Exercise requirements
From the entries that follow, copy every line with the word "location".

Data for the task
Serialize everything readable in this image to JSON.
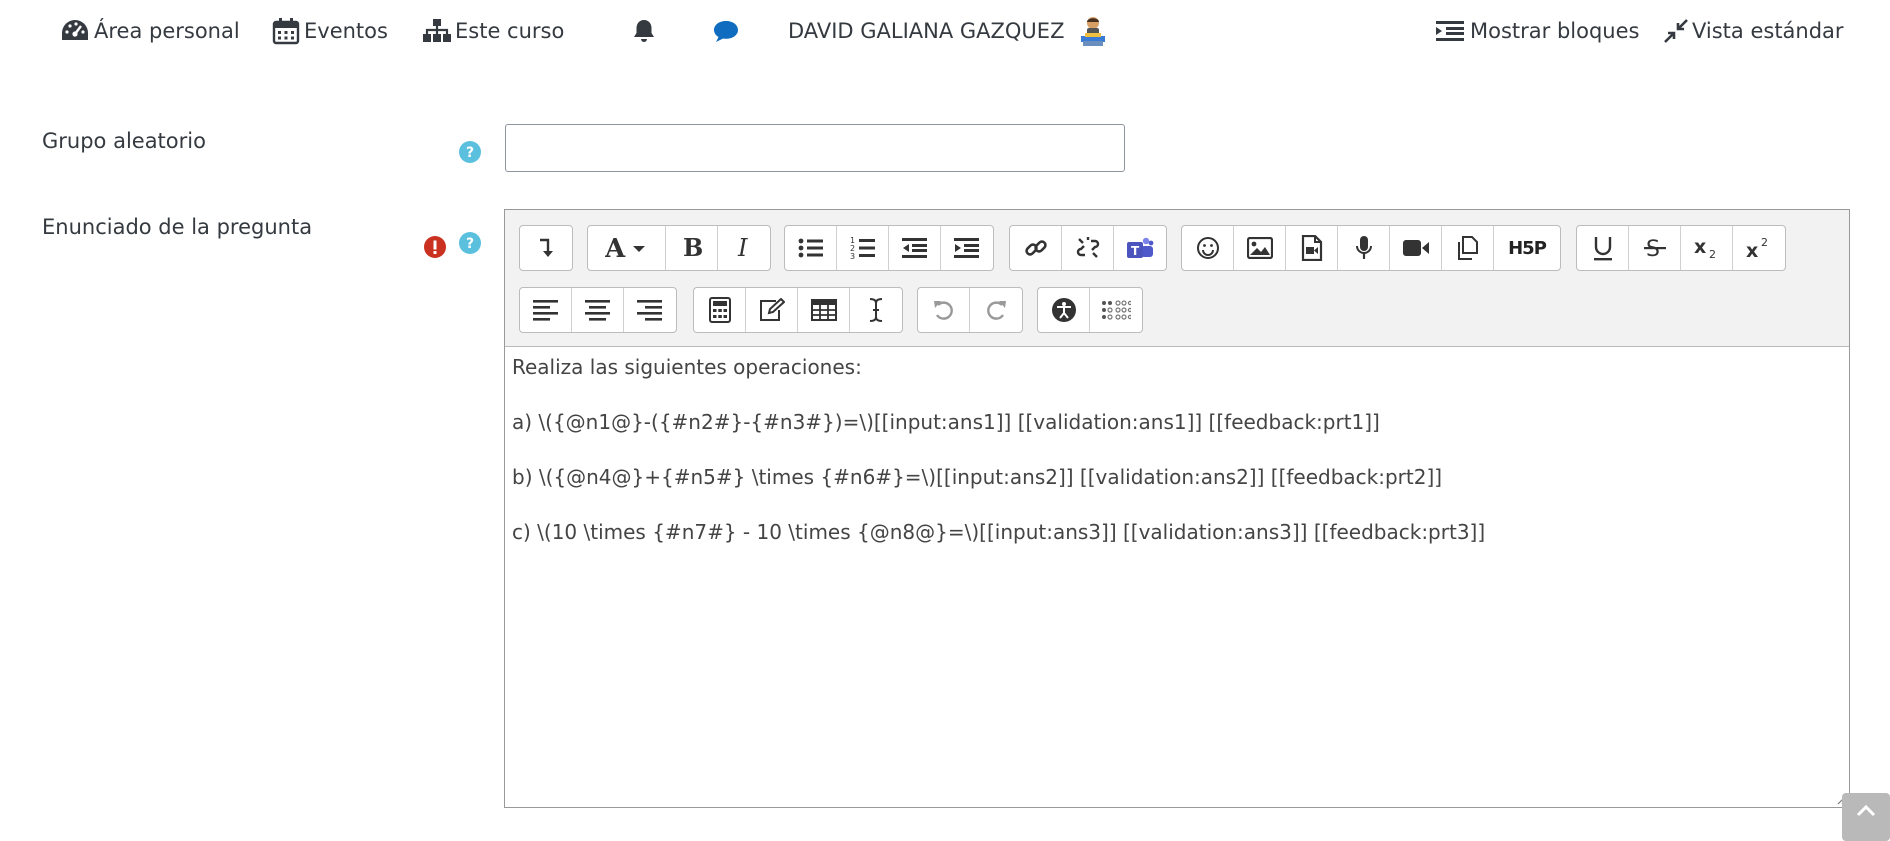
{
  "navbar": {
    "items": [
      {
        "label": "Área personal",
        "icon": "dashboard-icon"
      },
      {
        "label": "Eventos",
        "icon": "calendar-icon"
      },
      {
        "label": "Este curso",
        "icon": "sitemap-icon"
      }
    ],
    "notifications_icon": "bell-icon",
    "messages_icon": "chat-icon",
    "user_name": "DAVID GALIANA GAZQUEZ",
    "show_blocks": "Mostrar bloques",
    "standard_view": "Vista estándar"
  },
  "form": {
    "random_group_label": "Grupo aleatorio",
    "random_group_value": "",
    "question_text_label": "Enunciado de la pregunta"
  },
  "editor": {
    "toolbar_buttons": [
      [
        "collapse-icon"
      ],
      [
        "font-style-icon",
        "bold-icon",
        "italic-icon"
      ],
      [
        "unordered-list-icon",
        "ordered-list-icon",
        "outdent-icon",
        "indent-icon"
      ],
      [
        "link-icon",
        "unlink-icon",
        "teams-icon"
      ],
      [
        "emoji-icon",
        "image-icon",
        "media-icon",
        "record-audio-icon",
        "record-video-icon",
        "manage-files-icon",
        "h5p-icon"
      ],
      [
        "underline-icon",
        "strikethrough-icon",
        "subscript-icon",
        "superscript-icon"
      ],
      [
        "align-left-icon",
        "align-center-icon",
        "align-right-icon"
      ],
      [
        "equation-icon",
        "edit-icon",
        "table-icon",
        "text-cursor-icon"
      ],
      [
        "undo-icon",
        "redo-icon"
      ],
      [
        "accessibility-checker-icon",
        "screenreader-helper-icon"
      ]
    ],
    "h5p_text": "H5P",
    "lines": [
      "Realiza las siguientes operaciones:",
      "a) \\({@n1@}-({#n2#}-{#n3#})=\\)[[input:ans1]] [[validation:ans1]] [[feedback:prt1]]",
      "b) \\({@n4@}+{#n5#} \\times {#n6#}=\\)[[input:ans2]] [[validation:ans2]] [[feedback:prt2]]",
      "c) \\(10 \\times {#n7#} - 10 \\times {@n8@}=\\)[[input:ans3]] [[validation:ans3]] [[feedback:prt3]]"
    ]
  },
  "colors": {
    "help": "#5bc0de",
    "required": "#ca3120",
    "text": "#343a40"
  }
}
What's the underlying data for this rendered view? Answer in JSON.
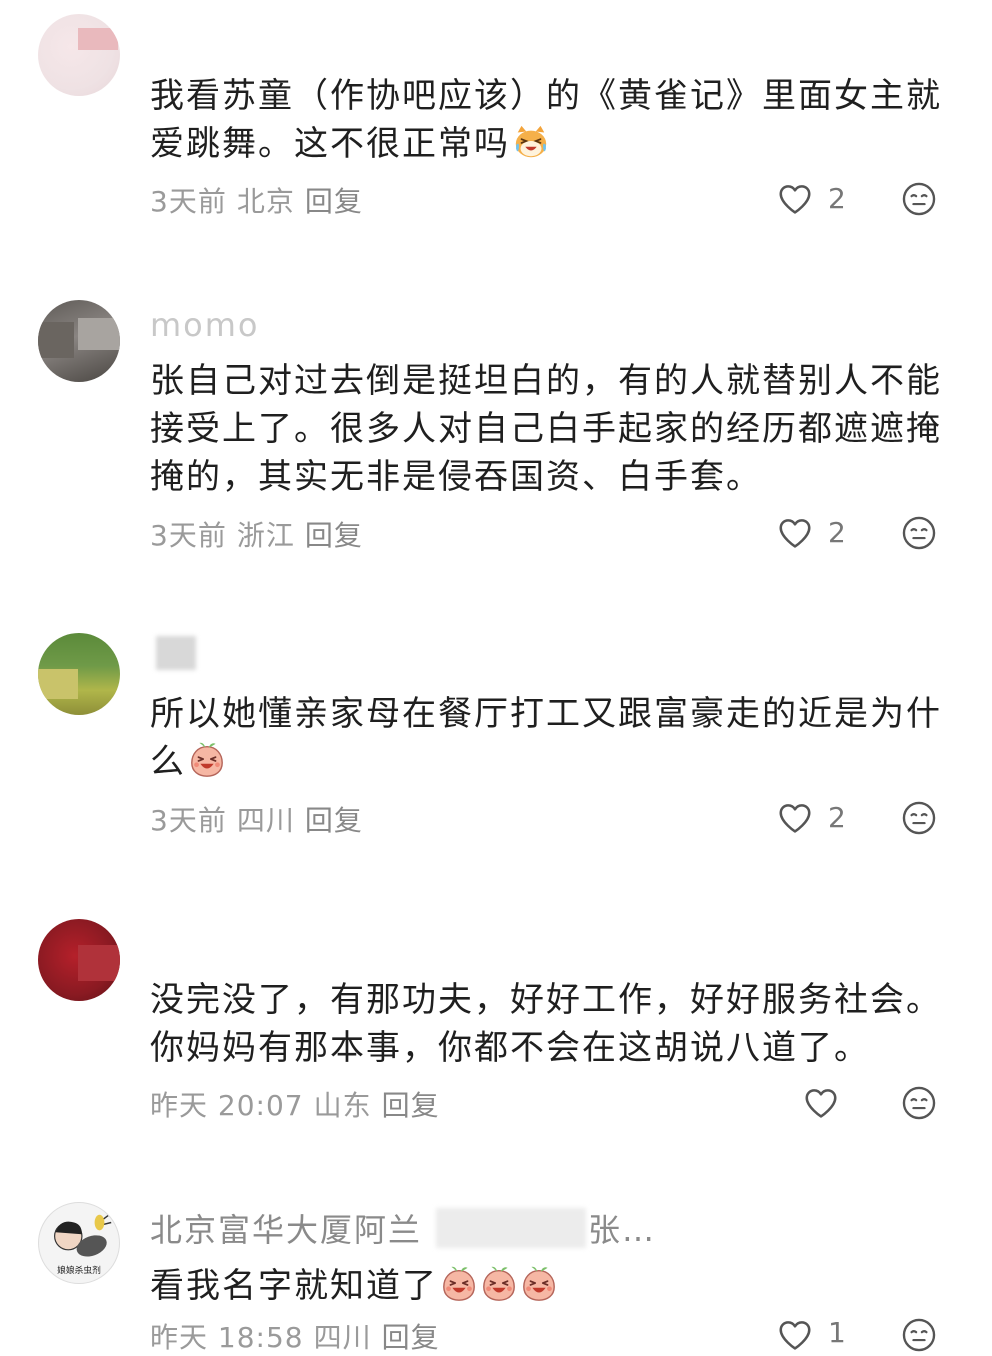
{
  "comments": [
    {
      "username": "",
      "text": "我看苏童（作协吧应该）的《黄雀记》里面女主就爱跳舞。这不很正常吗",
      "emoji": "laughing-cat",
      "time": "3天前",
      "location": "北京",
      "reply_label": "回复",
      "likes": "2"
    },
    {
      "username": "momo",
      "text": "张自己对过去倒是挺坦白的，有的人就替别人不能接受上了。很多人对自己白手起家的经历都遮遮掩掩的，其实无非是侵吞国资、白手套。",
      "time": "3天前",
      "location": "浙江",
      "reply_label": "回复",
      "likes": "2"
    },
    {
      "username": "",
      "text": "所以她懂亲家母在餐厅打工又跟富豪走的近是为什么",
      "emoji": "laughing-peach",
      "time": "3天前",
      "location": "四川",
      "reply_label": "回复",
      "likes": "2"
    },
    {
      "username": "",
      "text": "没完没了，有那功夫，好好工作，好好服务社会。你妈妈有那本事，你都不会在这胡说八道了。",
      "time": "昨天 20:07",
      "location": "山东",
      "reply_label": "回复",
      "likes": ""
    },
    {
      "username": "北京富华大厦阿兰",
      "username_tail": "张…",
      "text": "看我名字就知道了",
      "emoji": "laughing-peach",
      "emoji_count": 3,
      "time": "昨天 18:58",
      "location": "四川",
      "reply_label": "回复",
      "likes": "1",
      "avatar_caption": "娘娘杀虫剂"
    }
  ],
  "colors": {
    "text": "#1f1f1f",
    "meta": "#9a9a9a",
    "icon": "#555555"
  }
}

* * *

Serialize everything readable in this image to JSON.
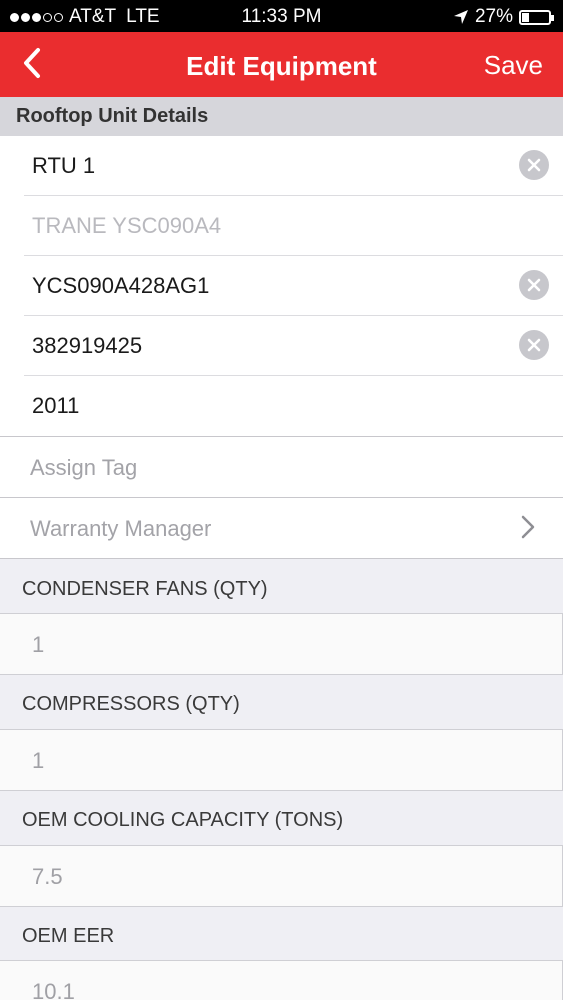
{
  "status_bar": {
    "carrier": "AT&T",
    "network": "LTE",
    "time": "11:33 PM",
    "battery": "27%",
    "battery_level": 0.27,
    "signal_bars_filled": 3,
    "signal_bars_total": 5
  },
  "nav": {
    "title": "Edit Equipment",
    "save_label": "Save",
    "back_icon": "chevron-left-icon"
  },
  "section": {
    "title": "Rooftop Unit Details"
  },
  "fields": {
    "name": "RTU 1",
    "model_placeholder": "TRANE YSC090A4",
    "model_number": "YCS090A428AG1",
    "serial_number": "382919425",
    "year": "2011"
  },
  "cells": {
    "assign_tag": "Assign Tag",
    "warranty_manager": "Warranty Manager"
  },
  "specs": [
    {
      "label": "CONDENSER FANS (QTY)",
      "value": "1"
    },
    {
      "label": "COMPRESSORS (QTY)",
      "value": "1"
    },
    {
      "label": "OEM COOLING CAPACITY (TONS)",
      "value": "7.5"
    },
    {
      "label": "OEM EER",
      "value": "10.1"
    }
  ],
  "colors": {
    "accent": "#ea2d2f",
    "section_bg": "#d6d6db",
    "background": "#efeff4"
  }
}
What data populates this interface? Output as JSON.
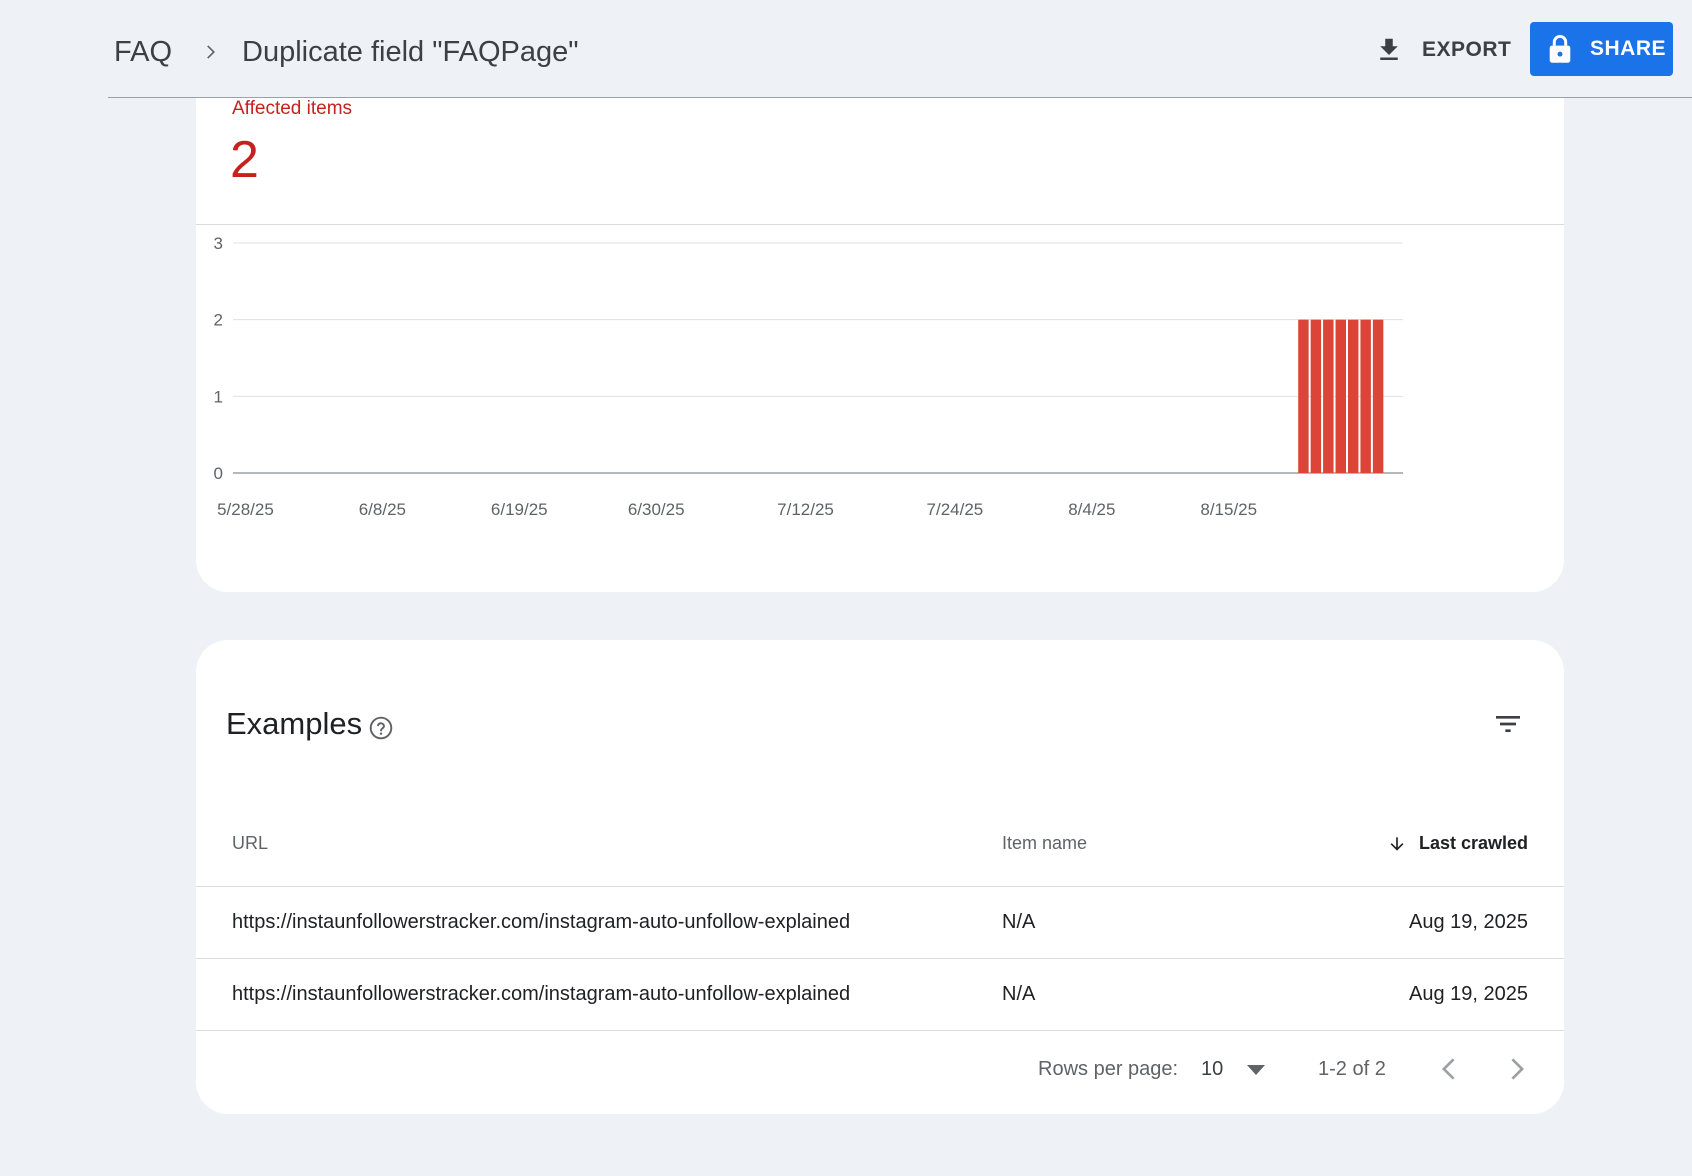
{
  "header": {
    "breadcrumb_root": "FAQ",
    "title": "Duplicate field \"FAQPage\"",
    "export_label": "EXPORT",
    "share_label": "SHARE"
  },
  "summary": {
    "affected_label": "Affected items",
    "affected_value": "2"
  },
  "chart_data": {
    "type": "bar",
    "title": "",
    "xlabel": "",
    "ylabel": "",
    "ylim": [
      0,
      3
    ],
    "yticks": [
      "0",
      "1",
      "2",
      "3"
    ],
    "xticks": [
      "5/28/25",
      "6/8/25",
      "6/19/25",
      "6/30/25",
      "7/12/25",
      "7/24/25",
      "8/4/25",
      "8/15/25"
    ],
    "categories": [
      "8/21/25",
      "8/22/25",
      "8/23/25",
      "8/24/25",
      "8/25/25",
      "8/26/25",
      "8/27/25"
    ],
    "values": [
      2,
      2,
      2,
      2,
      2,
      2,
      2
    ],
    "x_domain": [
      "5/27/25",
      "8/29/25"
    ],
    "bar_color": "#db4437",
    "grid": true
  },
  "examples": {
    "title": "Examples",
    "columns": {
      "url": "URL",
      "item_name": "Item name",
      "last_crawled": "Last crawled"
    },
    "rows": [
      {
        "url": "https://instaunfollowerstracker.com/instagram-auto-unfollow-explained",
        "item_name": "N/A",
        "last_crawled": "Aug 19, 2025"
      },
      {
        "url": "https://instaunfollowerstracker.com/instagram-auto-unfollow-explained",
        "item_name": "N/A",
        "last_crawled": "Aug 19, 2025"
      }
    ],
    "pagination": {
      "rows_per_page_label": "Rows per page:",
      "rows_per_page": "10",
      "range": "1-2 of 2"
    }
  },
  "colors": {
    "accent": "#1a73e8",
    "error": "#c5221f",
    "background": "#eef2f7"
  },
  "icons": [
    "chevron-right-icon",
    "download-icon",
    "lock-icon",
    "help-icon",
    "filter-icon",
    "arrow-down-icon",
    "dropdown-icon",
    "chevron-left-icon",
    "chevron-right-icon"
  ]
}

The completed task
      "location": "北京",
      "location": "浙江",
      "location": "四川",
      "location": "山东",
      "location": "四川",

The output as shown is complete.